Barroso, fearing that the parliament would not approve his line-up of Commissioners, said that parliament already had a de facto right to initiate legislation. This was because, Barroso said, the Commission usually responded favourably to any “request” for new legislation from the Parliament. This amounted to a promise to do the right thing.
A final hurdle: crucially, parliament is still unable to appoint the Central Bank President, but Greens have been pushing for it to do so.
This shows why it would be wrong to blame the EU as a whole for forcing austerity onto the Greek people. The “Troika” that wielded the knife was made up of the unelected European Commission, the IMF and the European Central Bank (whose president, the former Goldman Sachs executive Mario Draghi, was appointed by the European Council). If the European Parliament had been allowed to vote on Greece, it would have been more likely to force the banks to take more of a haircut and the Greek people less of one.
It is true that the EU parliament voted in favour of TTIP, the EU-US trade deal, in June last year. But subsequently, as a result of a wave of public opposition including 2.3 million signatures on a petition against it, in July the EU Parliament voted in favour of TTIP but only on the condition that a controversial part of it the Americans wanted was removed. This objection meant that America’s goal of sealing the deal by the end of the year was thwarted and there is now more time to apply public pressure on MEPs to reject the deal completely.

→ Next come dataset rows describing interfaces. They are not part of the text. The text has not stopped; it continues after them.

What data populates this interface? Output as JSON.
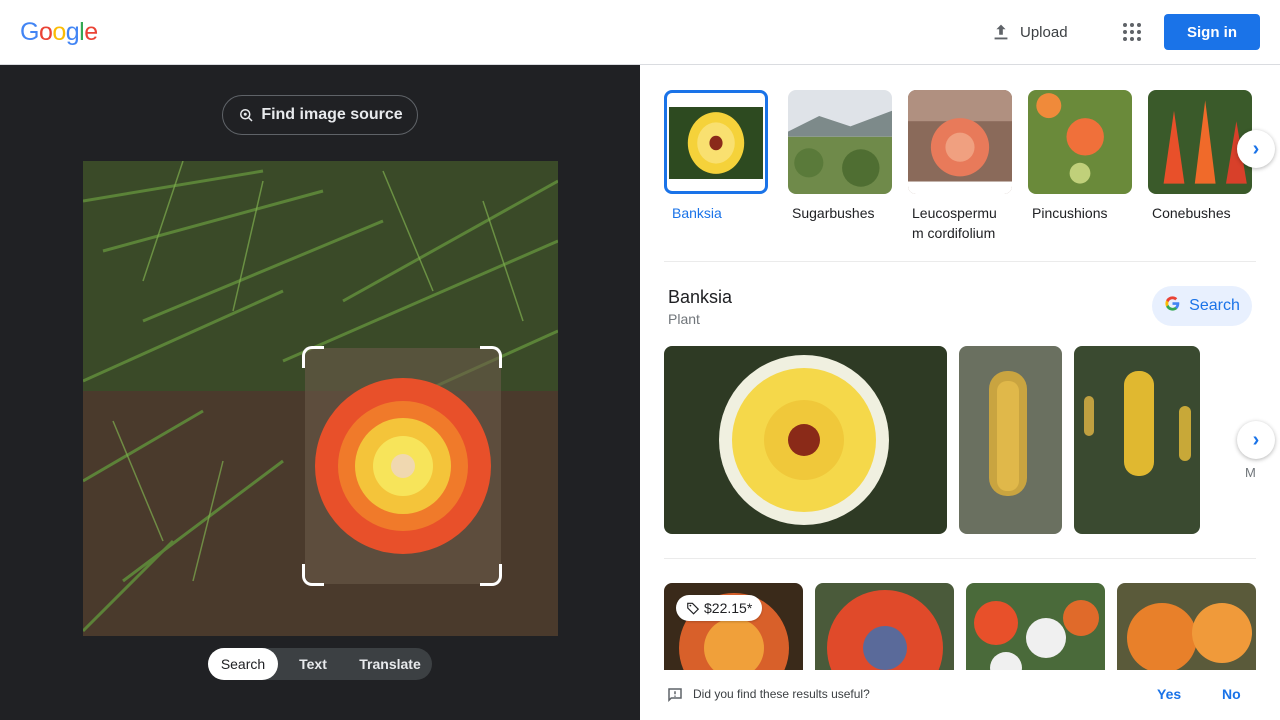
{
  "header": {
    "logo_letters": [
      {
        "ch": "G",
        "color": "#4285F4"
      },
      {
        "ch": "o",
        "color": "#EA4335"
      },
      {
        "ch": "o",
        "color": "#FBBC05"
      },
      {
        "ch": "g",
        "color": "#4285F4"
      },
      {
        "ch": "l",
        "color": "#34A853"
      },
      {
        "ch": "e",
        "color": "#EA4335"
      }
    ],
    "upload_label": "Upload",
    "apps_icon": "apps-grid-icon",
    "signin_label": "Sign in"
  },
  "left": {
    "find_source_label": "Find image source",
    "modes": [
      "Search",
      "Text",
      "Translate"
    ],
    "active_mode": "Search"
  },
  "right": {
    "chips": [
      {
        "label": "Banksia",
        "selected": true
      },
      {
        "label": "Sugarbushes",
        "selected": false
      },
      {
        "label": "Leucospermu m cordifolium",
        "selected": false
      },
      {
        "label": "Pincushions",
        "selected": false
      },
      {
        "label": "Conebushes",
        "selected": false
      }
    ],
    "knowledge": {
      "title": "Banksia",
      "subtitle": "Plant",
      "search_label": "Search",
      "more_label": "M"
    },
    "results": {
      "price_tag": "$22.15*"
    },
    "feedback": {
      "question": "Did you find these results useful?",
      "yes": "Yes",
      "no": "No"
    }
  },
  "colors": {
    "accent": "#1a73e8",
    "dark_panel": "#202124"
  }
}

Because the parliament is elected by proportional representation, few have “safe seats” and the MEPs are more likely to respond to pressure than Westminster MPs. The secrecy of talks, on which Americans are insisting, is also being undermined by public pressure, leaks and the opposition of many MEPs. British Conservatives have said they want to sign a trade deal with the US whether we are in or out of Europe. So leaving will not save us from a US trade deal in which the electorate will have zero input.
As for Rupert Read’s argument about the EU commoditising and marketising farming in Eastern Europe, he is probably right. But the instrument that the EU used was the Common Agricultural Policy. The CAP is a creature of the EU Commission. It was dreamt up by the Commission almost at the same time as the EEC was founded. It is only since 2013 – long after EU accession for most countries – that the parliament has been allowed to have a vote on reforms to the CAP. To change the CAP we must continue to push for the European parliament to have powers to initiate legislation and reforms to it. The CAP must be reformed so that it no longer subsidises wealthy landowners and environmental destruction but instead supports a transition to sustainable farming methods. Subsidies for sustainable farming have grown over the years but are still a drop in the ocean. The pressure to change the wasteful CAP however, is already intense. Allowing the democratically elected parliament to change it could make that pressure irresistable.
The shame is that need for a more democratic Europe is being lost in the arguments about whether or not to be in it.
For Greens, the EU must be seen as a work in progress, not for greater integration or greater trade, but for greater sustainability, deeper democracy and tougher controls on the transnationally rich and powerful. If we leave it, we will not be able to start again. There is no other organisation in town. The EU is it, undemocratic warts and all.
I support Rupert’s right to spoil his ballot paper and explain the reasons why, I also support Jenny’s right to vote leave and explain her reasons. I will be voting remain because I believe Europe can be fixed and used to get what we Greens want.